Teaching reading so that students become skillful readers requires and will always require guiding, because each students’ brain is unique. This responsiveness by skillful teachers allows for students’ time to be maximized for meeting goals and experiencing reading success, i.e. decoding, comprehending and enjoying text. Responsiveness is not guess work, it is starting with the reader first and applying the science, assessing what is on track and what is not, and supporting the reader to continue moving forward. Computers cannot deliver this type of guidance, just like reading the formulaic information on the various tours or locations on the internet did not equal what we gleaned and experienced by having real life guides on our excursions in Arizona.
The art of guiding readers is best understood as responsiveness, as well.

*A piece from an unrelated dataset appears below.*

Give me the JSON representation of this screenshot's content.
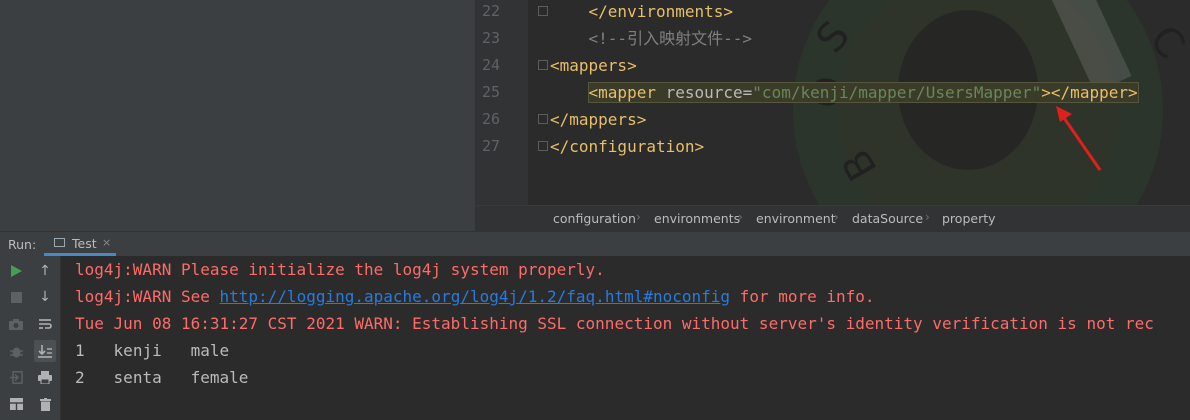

What challenges or motivates one reader will not necessarily be true for another reader. Good teachers utilize many tools based on the needs of their students: strategies, genres, materials, advice, prompts, and resources, to name a few. To shame teachers for building a vibrant tool kit and encouraging readers to activate each of their brain regions, including their emotional areas or meaning-making areas which can aid readers in many ways, seems to be short-sighted in light of the science on reading.
While researching and planning helped, our time in and around the Grand Canyon was benefitted most particularly through the personal tour guides. Their skillful experiences, amiable personalities, and responsiveness to our goals and questions made the most of our short time in the southwest. While we stopped at one particular point on the south rim during our bike tour, our guide was able to answer some questions that we had, sharing specific information as well as personal experiences he had while rock climbing there. Later the twins repeated some of the details from that earlier conversation with our guide during the snack break, making their own connections, and building memories that will last a life time.
All of us want our students to be rise to new heights at reading, our teachers better prepared, and instruction time used in the most meaningful ways. The goals for our Arizona family trip: more informed, inspired, and engaged/enjoyed, are good ones for every reader in our state and the world. This can happen as teachers respond to each of their students, guiding them with the fullness and balance in the science and the art of teaching reading.